> He uses a lot of household objects as sound sources, an manipulates 
> them in var! ious ways. On his last album, all of the drum sounds were 
> made using cardboard boxes, pots and pans, ballpoint pens, and the 
> drums are, if not realistic, very full and striking.
>  His music has some pretty esoteric underpinnings, I think. Stuff like 
> the relation between the micro and macroscopic, properties of 
> resonance, etc.

i'm sure these kinds of things can happen within a program.  i can make 
formal relations within a constraint.  as a matter of musical fact, 
that's what a form is.  a form is a program let's say and the events 
are the ram.

i can act like a monkey and do the most untrained and horrifying 
expressions in sound.  i can also make highly controlled pieces where 
everything is accounted for in a modern and traditional way.  the two 
exists in one life but when you talk about buttons all of the time you 
don't talk about music.  so when a guy talks about someone's music to 
them he talks about what his buttons have done in the ambient world.  
just gripes me.  it's wrong to box the guy's music up this way and if 
he is truly a student and expecting to get a sage on loopers delight he 
may take this to heart and ruin some of his work.  from the sound of 
this guy it will really be no problem.  he knows what he's doing as an 
>  Anyway, I don't want to get too deeply into this topic, nor do I want 
> to add fuel to the fire. I just think perhaps such dichotomies, while 
> useful as analytical tools, are constraining when reified. Someone 
> like Durf helps to illustrate how a person who is "amateur" and 
> "reliant on technology" in one respect, can also be a kind of "master" 
> whose technology leads him to an understanding at least equal to, 
> perhaps greater, than that he might have attained through more 
> conventional means: like learning to play both the black and the white 
> keys on the piano.

nix on that last statement.  there is no way that a musician is better 
off not knowing something unless there's some sort of time constraints. 
  a program is a constraint and to master it would be to master running 
with a potato sack on.  you can do some interesting things with it but 
where's the freedom?  i guess you could learn to be free within the 
constraints but where's the freedom that is necessary for a clean 
association with music at the outset.
>  I'd like to conclude by noting a truism that I've found time and time 
> again useful: opposites are similar. The most politically conservative 
> and the most politically liberal/progressive share the most in common 
> ideologically. They also have the least control over the political 
> infrastructure. Perhaps try applying that to the aforementioned 
> dichotomies and see what you come up with.
> In the meantime, I look forward to some useful and flame-free postings.

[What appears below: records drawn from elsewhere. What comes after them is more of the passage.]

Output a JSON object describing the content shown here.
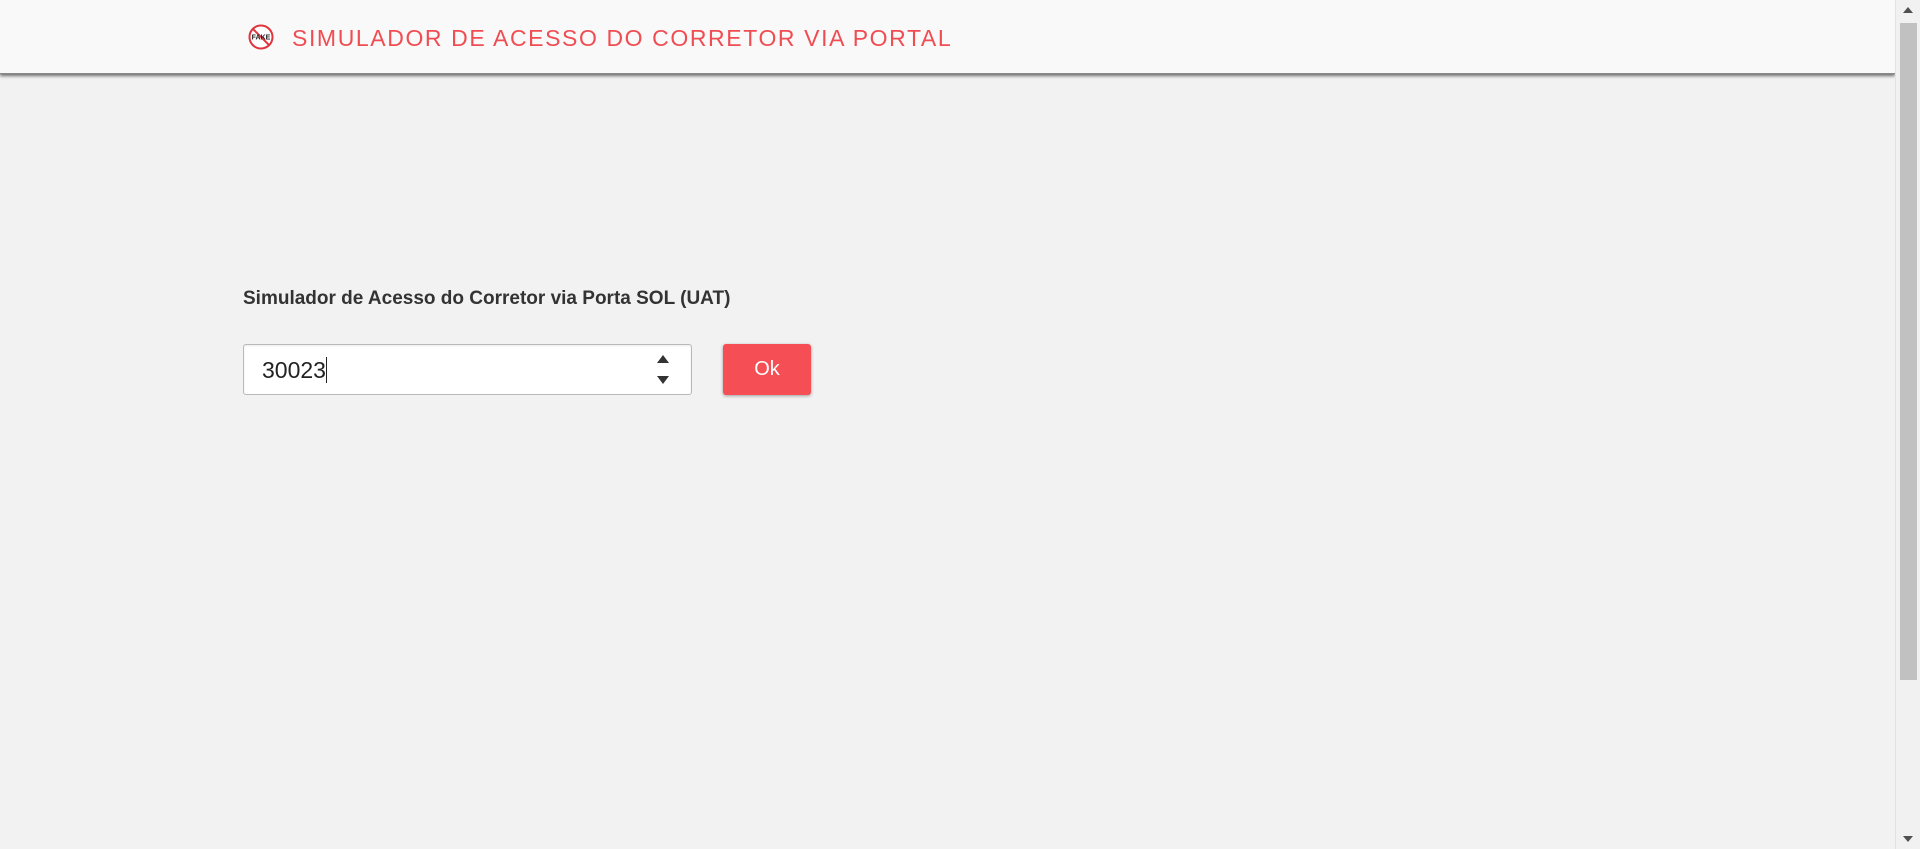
{
  "header": {
    "title": "SIMULADOR DE ACESSO DO CORRETOR VIA PORTAL",
    "logo_text": "FAKE",
    "logo_icon": "fake-stamp-icon",
    "title_color": "#f04d53"
  },
  "form": {
    "label": "Simulador de Acesso do Corretor via Porta SOL (UAT)",
    "input_value": "30023",
    "submit_label": "Ok",
    "button_color": "#f64e55"
  },
  "icons": {
    "spin_up": "triangle-up-icon",
    "spin_down": "triangle-down-icon",
    "scroll_up": "scroll-up-arrow-icon",
    "scroll_down": "scroll-down-arrow-icon"
  }
}
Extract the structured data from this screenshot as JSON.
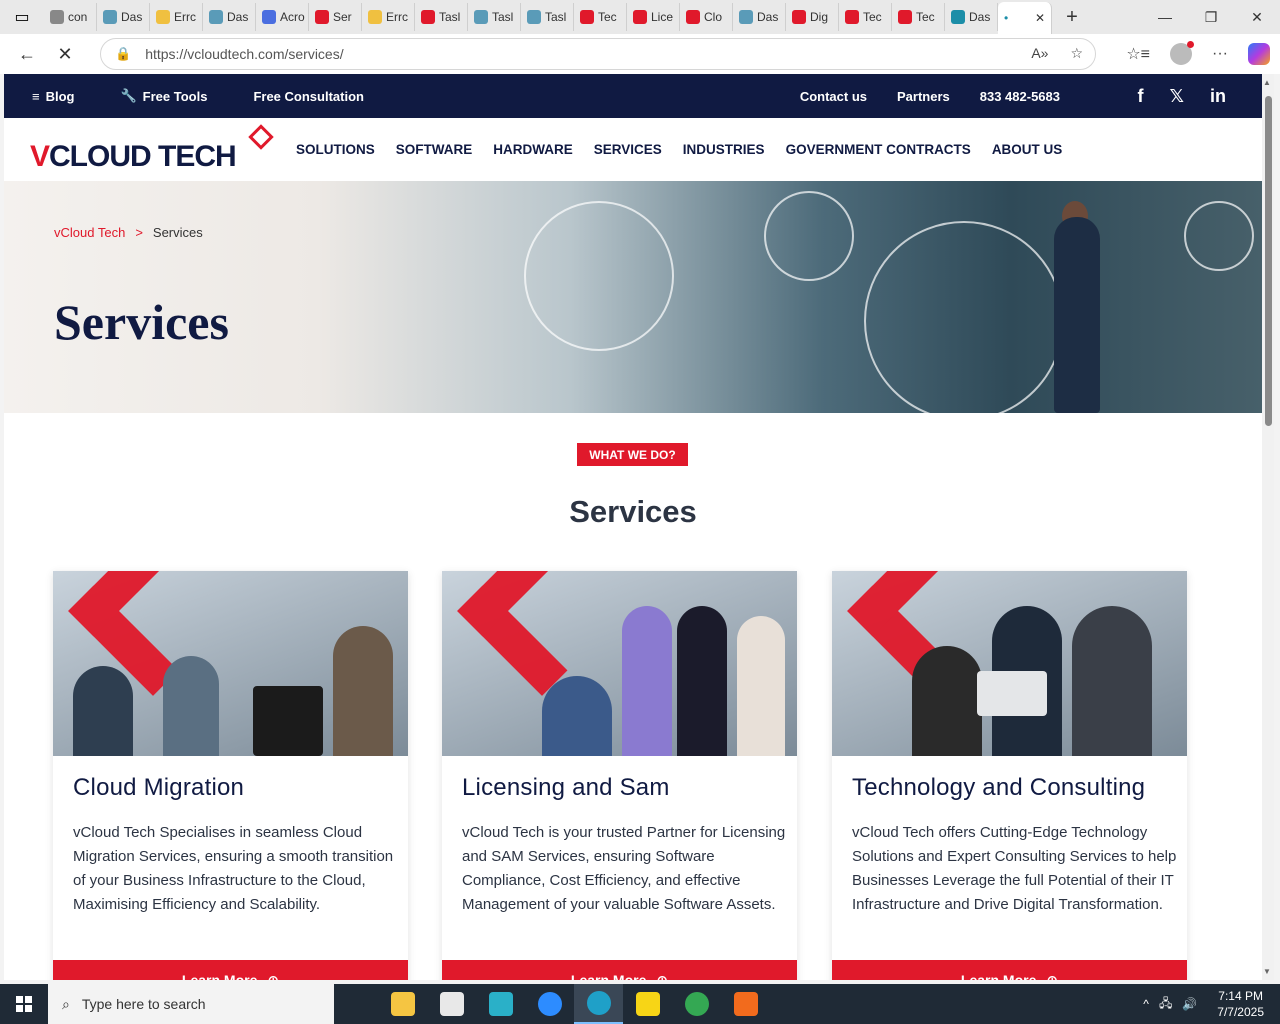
{
  "browser": {
    "tabs": [
      {
        "label": "con",
        "color": "#888888"
      },
      {
        "label": "Das",
        "color": "#5a9bb8"
      },
      {
        "label": "Errc",
        "color": "#f0c040"
      },
      {
        "label": "Das",
        "color": "#5a9bb8"
      },
      {
        "label": "Acro",
        "color": "#4a6ee0"
      },
      {
        "label": "Ser",
        "color": "#e0192b"
      },
      {
        "label": "Errc",
        "color": "#f0c040"
      },
      {
        "label": "Tasl",
        "color": "#e0192b"
      },
      {
        "label": "Tasl",
        "color": "#5a9bb8"
      },
      {
        "label": "Tasl",
        "color": "#5a9bb8"
      },
      {
        "label": "Tec",
        "color": "#e0192b"
      },
      {
        "label": "Lice",
        "color": "#e0192b"
      },
      {
        "label": "Clo",
        "color": "#e0192b"
      },
      {
        "label": "Das",
        "color": "#5a9bb8"
      },
      {
        "label": "Dig",
        "color": "#e0192b"
      },
      {
        "label": "Tec",
        "color": "#e0192b"
      },
      {
        "label": "Tec",
        "color": "#e0192b"
      },
      {
        "label": "Das",
        "color": "#1c8ea8"
      }
    ],
    "url": "https://vcloudtech.com/services/"
  },
  "topbar": {
    "blog": "Blog",
    "free_tools": "Free Tools",
    "free_consultation": "Free Consultation",
    "contact": "Contact us",
    "partners": "Partners",
    "phone": "833 482-5683"
  },
  "logo": {
    "v": "V",
    "text": "CLOUD TECH"
  },
  "nav": [
    "SOLUTIONS",
    "SOFTWARE",
    "HARDWARE",
    "SERVICES",
    "INDUSTRIES",
    "GOVERNMENT CONTRACTS",
    "ABOUT US"
  ],
  "breadcrumb": {
    "home": "vCloud Tech",
    "sep": ">",
    "current": "Services"
  },
  "hero_title": "Services",
  "badge": "WHAT WE DO?",
  "section_title": "Services",
  "cards": [
    {
      "title": "Cloud Migration",
      "desc": "vCloud Tech Specialises in seamless Cloud Migration Services, ensuring a smooth transition of your Business Infrastructure to the Cloud, Maximising Efficiency and Scalability.",
      "btn": "Learn More"
    },
    {
      "title": "Licensing and Sam",
      "desc": "vCloud Tech is your trusted Partner for Licensing and SAM Services, ensuring Software Compliance, Cost Efficiency, and effective Management of your valuable Software Assets.",
      "btn": "Learn More"
    },
    {
      "title": "Technology and Consulting",
      "desc": "vCloud Tech offers Cutting-Edge Technology Solutions and Expert Consulting Services to help Businesses Leverage the full Potential of their IT Infrastructure and Drive Digital Transformation.",
      "btn": "Learn More"
    }
  ],
  "taskbar": {
    "search_placeholder": "Type here to search",
    "apps": [
      {
        "name": "file-explorer",
        "color": "#f5c542"
      },
      {
        "name": "paint",
        "color": "#e8e8e8"
      },
      {
        "name": "app-diamond",
        "color": "#2ab0c8"
      },
      {
        "name": "zoom",
        "color": "#2d8cff"
      },
      {
        "name": "edge",
        "color": "#1fa0c8"
      },
      {
        "name": "sticky-notes",
        "color": "#f7d516"
      },
      {
        "name": "chrome",
        "color": "#34a853"
      },
      {
        "name": "xampp",
        "color": "#f26b1d"
      }
    ],
    "time": "7:14 PM",
    "date": "7/7/2025"
  }
}
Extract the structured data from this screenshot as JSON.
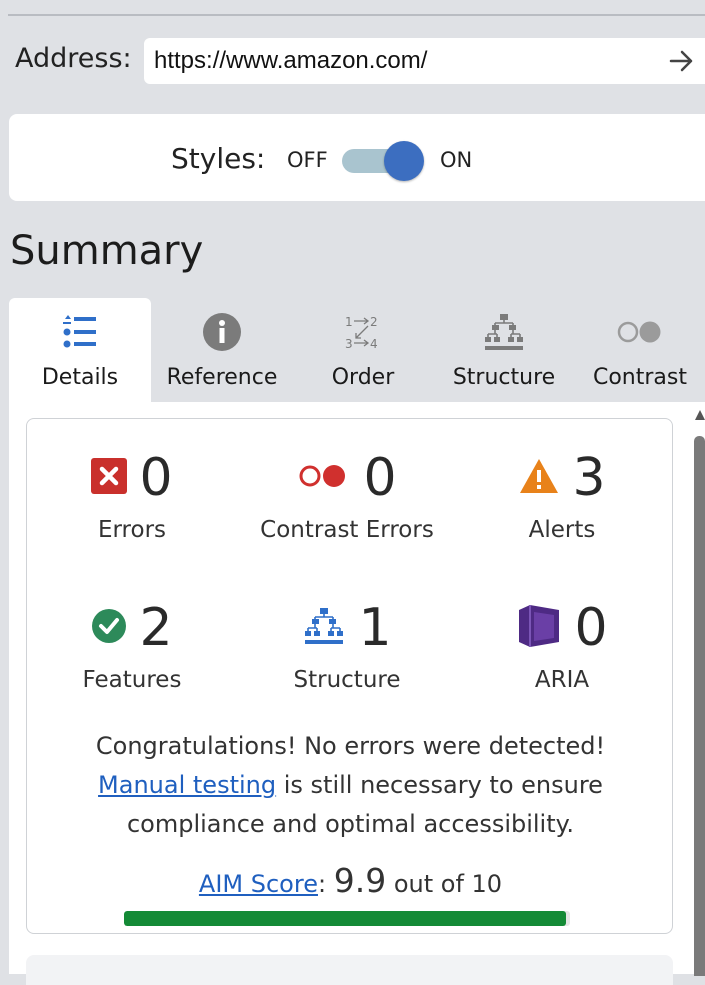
{
  "address": {
    "label": "Address:",
    "value": "https://www.amazon.com/",
    "go_icon": "arrow-right-icon"
  },
  "styles_toggle": {
    "label": "Styles:",
    "off_label": "OFF",
    "on_label": "ON",
    "state": "on"
  },
  "summary": {
    "title": "Summary"
  },
  "tabs": [
    {
      "label": "Details",
      "icon": "details-list-icon",
      "active": true
    },
    {
      "label": "Reference",
      "icon": "info-icon",
      "active": false
    },
    {
      "label": "Order",
      "icon": "order-icon",
      "active": false
    },
    {
      "label": "Structure",
      "icon": "structure-icon",
      "active": false
    },
    {
      "label": "Contrast",
      "icon": "contrast-icon",
      "active": false
    }
  ],
  "stats": [
    {
      "label": "Errors",
      "count": "0",
      "icon": "error-icon"
    },
    {
      "label": "Contrast Errors",
      "count": "0",
      "icon": "contrast-error-icon"
    },
    {
      "label": "Alerts",
      "count": "3",
      "icon": "alert-icon"
    },
    {
      "label": "Features",
      "count": "2",
      "icon": "feature-check-icon"
    },
    {
      "label": "Structure",
      "count": "1",
      "icon": "structure-element-icon"
    },
    {
      "label": "ARIA",
      "count": "0",
      "icon": "aria-cube-icon"
    }
  ],
  "message": {
    "congrats": "Congratulations! No errors were detected!",
    "manual_link": "Manual testing",
    "manual_rest": " is still necessary to ensure",
    "line3": "compliance and optimal accessibility."
  },
  "score": {
    "link": "AIM Score",
    "separator": ":",
    "value": "9.9",
    "suffix": "out of 10",
    "fraction": 0.99
  },
  "colors": {
    "toggle_knob": "#3c6ec0",
    "error_red": "#c9302c",
    "alert_orange": "#e8821a",
    "feature_green": "#2d8a5a",
    "structure_blue": "#2f6fc9",
    "aria_purple": "#4e2a84",
    "score_green": "#148a36",
    "link_blue": "#1f5fbf"
  }
}
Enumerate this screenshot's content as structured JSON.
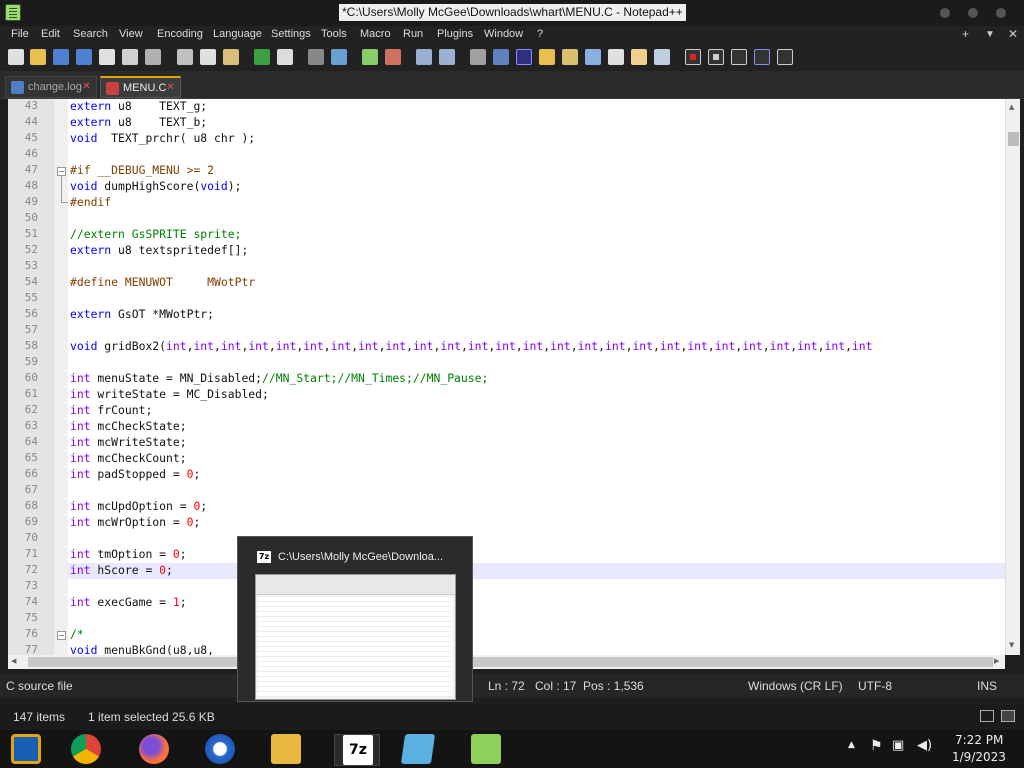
{
  "window": {
    "title": "*C:\\Users\\Molly McGee\\Downloads\\whart\\MENU.C - Notepad++"
  },
  "menu": {
    "items": [
      "File",
      "Edit",
      "Search",
      "View",
      "Encoding",
      "Language",
      "Settings",
      "Tools",
      "Macro",
      "Run",
      "Plugins",
      "Window",
      "?"
    ],
    "right": [
      "+",
      "▼",
      "✕"
    ]
  },
  "tabs": [
    {
      "label": "change.log"
    },
    {
      "label": "MENU.C"
    }
  ],
  "lines": [
    {
      "n": "43",
      "t": "extern u8    TEXT_g;"
    },
    {
      "n": "44",
      "t": "extern u8    TEXT_b;"
    },
    {
      "n": "45",
      "t": "void  TEXT_prchr( u8 chr );"
    },
    {
      "n": "46",
      "t": ""
    },
    {
      "n": "47",
      "t": "#if __DEBUG_MENU >= 2"
    },
    {
      "n": "48",
      "t": "void dumpHighScore(void);"
    },
    {
      "n": "49",
      "t": "#endif"
    },
    {
      "n": "50",
      "t": ""
    },
    {
      "n": "51",
      "t": "//extern GsSPRITE sprite;"
    },
    {
      "n": "52",
      "t": "extern u8 textspritedef[];"
    },
    {
      "n": "53",
      "t": ""
    },
    {
      "n": "54",
      "t": "#define MENUWOT     MWotPtr"
    },
    {
      "n": "55",
      "t": ""
    },
    {
      "n": "56",
      "t": "extern GsOT *MWotPtr;"
    },
    {
      "n": "57",
      "t": ""
    },
    {
      "n": "58",
      "t": "void gridBox2(int,int,int,int,int,int,int,int,int,int,int,int,int,int,int,int,int,int,int,int,int,int,int,int,int,int"
    },
    {
      "n": "59",
      "t": ""
    },
    {
      "n": "60",
      "t": "int menuState = MN_Disabled;//MN_Start;//MN_Times;//MN_Pause;"
    },
    {
      "n": "61",
      "t": "int writeState = MC_Disabled;"
    },
    {
      "n": "62",
      "t": "int frCount;"
    },
    {
      "n": "63",
      "t": "int mcCheckState;"
    },
    {
      "n": "64",
      "t": "int mcWriteState;"
    },
    {
      "n": "65",
      "t": "int mcCheckCount;"
    },
    {
      "n": "66",
      "t": "int padStopped = 0;"
    },
    {
      "n": "67",
      "t": ""
    },
    {
      "n": "68",
      "t": "int mcUpdOption = 0;"
    },
    {
      "n": "69",
      "t": "int mcWrOption = 0;"
    },
    {
      "n": "70",
      "t": ""
    },
    {
      "n": "71",
      "t": "int tmOption = 0;"
    },
    {
      "n": "72",
      "t": "int hScore = 0;"
    },
    {
      "n": "73",
      "t": ""
    },
    {
      "n": "74",
      "t": "int execGame = 1;"
    },
    {
      "n": "75",
      "t": ""
    },
    {
      "n": "76",
      "t": "/*"
    },
    {
      "n": "77",
      "t": "void menuBkGnd(u8,u8,"
    }
  ],
  "status": {
    "filetype": "C source file",
    "ln": "Ln : 72",
    "col": "Col : 17",
    "pos": "Pos : 1,536",
    "eol": "Windows (CR LF)",
    "enc": "UTF-8",
    "mode": "INS"
  },
  "explorer": {
    "items": "147 items",
    "selected": "1 item selected  25.6 KB"
  },
  "preview": {
    "title": "C:\\Users\\Molly McGee\\Downloa...",
    "icon": "7z"
  },
  "tray": {
    "time": "7:22 PM",
    "date": "1/9/2023"
  },
  "colors": {
    "keyword": "#0000ff",
    "type": "#8000ff",
    "preproc": "#804000",
    "comment": "#008000",
    "number": "#ff0000"
  }
}
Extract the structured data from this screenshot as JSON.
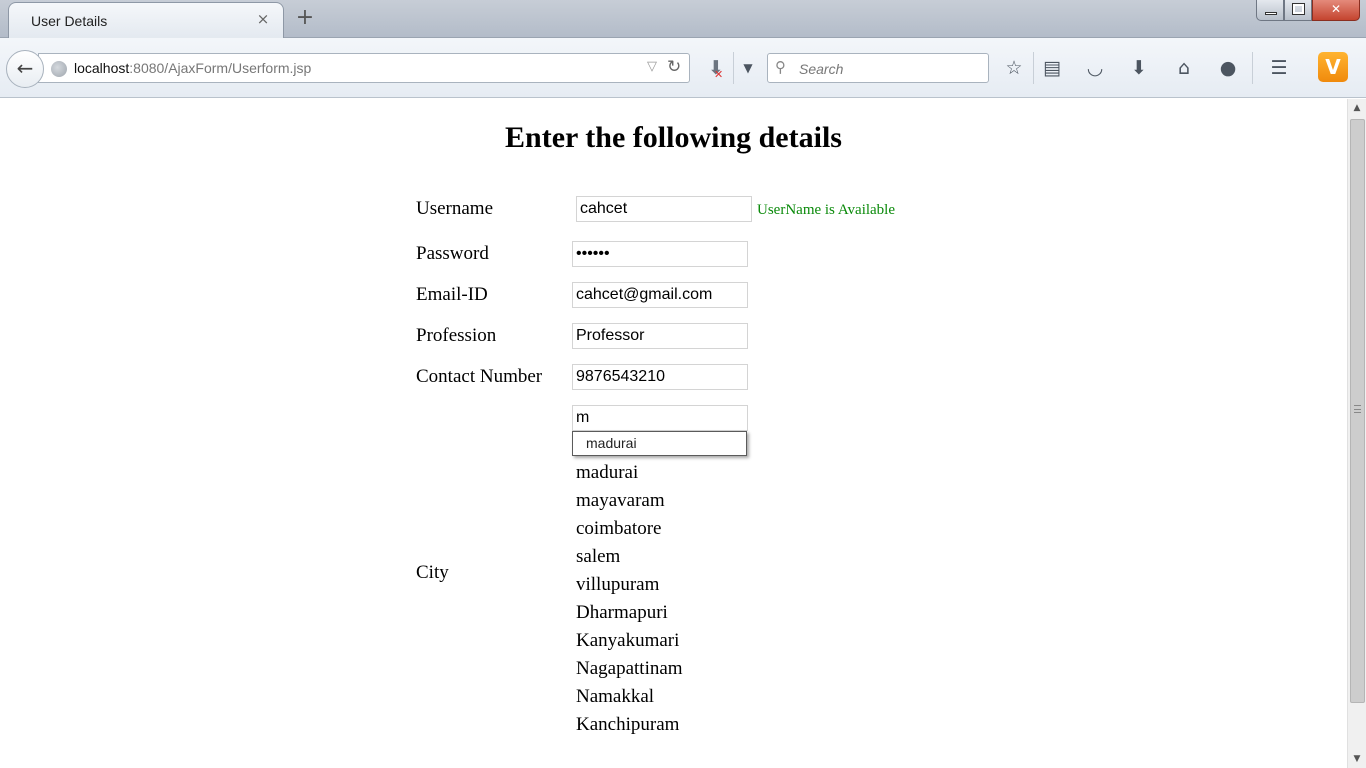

you know devin, the truth comes out when passions are lit.  i find this 
kind of thing very useful.
the thing about talking about buttons musical virtue, as you put it, is 
a corporeal life beyond electricity.  i don't like that flame thing.  
it has overtones of something that i don't do.  i have passion.
> -Devin
> Do you Yahoo!?
>  Yahoo! Search presents - Jib Jab's 'Second Term'
Larry Cooperman
New Millennium Guitar